Looking out at 16 masked members of the University of Tennessee at Chattanooga Chamber Singers, Professor Kevin Ford asks them to “sing brighter.”
Wearing face masks, though, how can they tell if they’re brighter?
“If you’ve just taken a bite from a hot baked potato, how does your mouth feel? That’s brighter,” he tells them.
For the students, singing brighter is easier now than it has been in these mask-wearing times. Last week, the Chattanooga Singers, Chamber Singers, Women’s Chorale and Singing Mocs were given new masks, ones designed specifically to help them breathe better. And in singing, breathing better is one of the keys to singing better, says Ford, director of the Chattanooga and Chamber Singers at UTC.
“When you take a breath in cloth masks, the material plugs your mouth,” he said.
The new, stylishly black masks — known as Resonance Singer’s Masks and sold by MyMusicFolders — have metal strips in them, so they’re sturdier and fit more snugly around the edges than cloth ones. The new masks are made to order, so all students who are members of singing ensembles had their faces measured to ensure proper fit. The masks also have a filter inside that keeps out particles floating in the air, something else that can affect singing.
While standard cloth masks have only one layer of cloth, the new masks have three—one next to the face, then the filter, then an outer layer. Even with the three layers, they allow singers to breathe more easily than cloth, Ford said. Cloth masks also eliminate audio high frequencies.

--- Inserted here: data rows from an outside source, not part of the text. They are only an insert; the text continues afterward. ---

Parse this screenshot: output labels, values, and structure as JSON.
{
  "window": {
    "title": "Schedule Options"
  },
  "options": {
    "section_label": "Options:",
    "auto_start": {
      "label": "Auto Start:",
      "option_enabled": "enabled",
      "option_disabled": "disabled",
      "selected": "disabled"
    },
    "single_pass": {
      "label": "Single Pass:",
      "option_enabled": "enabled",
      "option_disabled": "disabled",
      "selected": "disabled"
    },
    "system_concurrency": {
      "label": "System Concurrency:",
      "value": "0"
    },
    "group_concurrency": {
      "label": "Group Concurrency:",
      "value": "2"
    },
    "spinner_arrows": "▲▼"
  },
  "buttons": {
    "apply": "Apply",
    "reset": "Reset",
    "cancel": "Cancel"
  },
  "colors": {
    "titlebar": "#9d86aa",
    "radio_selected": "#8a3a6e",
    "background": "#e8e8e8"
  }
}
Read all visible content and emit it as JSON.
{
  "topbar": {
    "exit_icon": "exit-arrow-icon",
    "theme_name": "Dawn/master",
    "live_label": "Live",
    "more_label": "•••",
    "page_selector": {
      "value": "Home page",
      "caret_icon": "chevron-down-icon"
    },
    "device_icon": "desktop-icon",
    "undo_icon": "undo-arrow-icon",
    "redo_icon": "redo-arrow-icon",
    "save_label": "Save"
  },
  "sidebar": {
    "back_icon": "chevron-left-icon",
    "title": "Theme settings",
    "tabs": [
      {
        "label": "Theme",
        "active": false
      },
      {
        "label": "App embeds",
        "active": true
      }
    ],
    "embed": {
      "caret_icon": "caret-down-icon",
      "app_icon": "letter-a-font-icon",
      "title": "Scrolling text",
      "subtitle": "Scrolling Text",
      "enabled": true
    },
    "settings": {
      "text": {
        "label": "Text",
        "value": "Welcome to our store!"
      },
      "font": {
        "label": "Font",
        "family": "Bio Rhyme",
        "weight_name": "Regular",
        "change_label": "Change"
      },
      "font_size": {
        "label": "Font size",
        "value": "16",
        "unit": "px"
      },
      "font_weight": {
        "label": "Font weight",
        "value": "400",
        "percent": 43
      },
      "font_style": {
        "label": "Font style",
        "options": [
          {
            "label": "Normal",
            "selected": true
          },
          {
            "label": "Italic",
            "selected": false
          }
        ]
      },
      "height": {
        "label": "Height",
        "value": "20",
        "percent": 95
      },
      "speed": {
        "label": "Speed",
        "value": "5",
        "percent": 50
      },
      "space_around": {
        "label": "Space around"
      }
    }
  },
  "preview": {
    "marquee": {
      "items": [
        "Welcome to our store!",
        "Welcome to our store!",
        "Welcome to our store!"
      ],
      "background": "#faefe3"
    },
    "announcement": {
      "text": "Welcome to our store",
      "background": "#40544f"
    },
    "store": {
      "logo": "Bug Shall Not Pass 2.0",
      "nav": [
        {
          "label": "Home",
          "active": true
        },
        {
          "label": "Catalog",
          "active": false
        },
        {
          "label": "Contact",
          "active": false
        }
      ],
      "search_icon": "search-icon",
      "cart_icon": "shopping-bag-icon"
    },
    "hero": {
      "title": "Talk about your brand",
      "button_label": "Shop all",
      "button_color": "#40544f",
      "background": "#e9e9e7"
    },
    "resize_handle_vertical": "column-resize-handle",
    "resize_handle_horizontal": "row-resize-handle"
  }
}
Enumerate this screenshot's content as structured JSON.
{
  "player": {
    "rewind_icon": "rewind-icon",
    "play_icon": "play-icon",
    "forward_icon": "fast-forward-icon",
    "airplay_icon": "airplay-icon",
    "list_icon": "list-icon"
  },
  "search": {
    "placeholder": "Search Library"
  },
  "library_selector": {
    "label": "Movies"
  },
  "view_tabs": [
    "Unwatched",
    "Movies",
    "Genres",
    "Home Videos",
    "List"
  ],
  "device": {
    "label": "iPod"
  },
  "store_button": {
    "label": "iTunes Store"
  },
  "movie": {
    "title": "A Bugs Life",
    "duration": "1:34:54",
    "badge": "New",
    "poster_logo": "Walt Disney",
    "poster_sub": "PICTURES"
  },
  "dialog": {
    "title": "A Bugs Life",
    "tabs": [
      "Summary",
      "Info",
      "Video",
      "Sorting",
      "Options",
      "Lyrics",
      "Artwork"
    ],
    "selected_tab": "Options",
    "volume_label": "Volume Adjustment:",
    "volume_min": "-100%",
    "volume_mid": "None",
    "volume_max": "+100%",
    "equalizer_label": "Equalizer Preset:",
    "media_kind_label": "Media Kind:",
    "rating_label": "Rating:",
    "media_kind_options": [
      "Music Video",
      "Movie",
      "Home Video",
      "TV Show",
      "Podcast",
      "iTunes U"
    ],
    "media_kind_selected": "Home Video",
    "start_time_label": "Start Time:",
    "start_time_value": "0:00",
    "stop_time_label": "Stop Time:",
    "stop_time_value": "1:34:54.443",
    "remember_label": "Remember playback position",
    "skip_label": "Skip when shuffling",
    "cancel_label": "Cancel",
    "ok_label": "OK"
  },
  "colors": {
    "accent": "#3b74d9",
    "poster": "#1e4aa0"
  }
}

“You don’t really hear consonants, and you don’t hear the ring of the voice,” he explained.
After only a couple of practices, students in the Chamber Singers say the new masks are definitely better.
“It makes the sound a lot clearer and it’s a little easier to breathe than a regular mask,” says tenor Gabriel Hubbard. “You can get a lot louder because it’s not as confining. You’re able to sing out as much as you possibly can, and it sounds good.”
For alto Kyndall Blum, less heat is one of the best features.
“They don’t get as hot in your mouth as you breathe in, which is very nice,” she said. “I can hear myself better. It doesn’t muffle as much.”
At a recent practice session in the Roland B. Hayes Concert Hall, the Chamber Singers—12 feet apart—tackle such works as “Lähtö” by composer Rautavaara, the hymn “Peace of God,” even Dolly Parton’s “Light of a Clear, Blue Morning.” In the new masks, the sound is clear and bright and goosebump-raising.
With decades of teaching, Ford can hear minute differences and, at different points in the practice, he gently said he can’t hear altos as much or told them not to be timid or — yes — asked them to sing brighter.
Ford has been researching better masks for several months, trying several but not being happy with them. He, along with Vincent Oakes, director of the Chattanooga Boys Choir, and Darrin Hassevort, director of the Chattanooga Symphony Orchestra Chorus, got together and tested the Resonance masks in a live setting. All three are sold on them.
In some ways, UTC singers are sort of guinea pigs in the masks’ efficiency.
“They didn’t exist eight months ago,” Ford says.
But taking the chance has been worth it.
“I can already tell that the sound is better, but what I was worried about was they just couldn’t take a deep breath. Now they can,” he said. “Once they get comfortable with the mask and start singing out, it will help a lot.”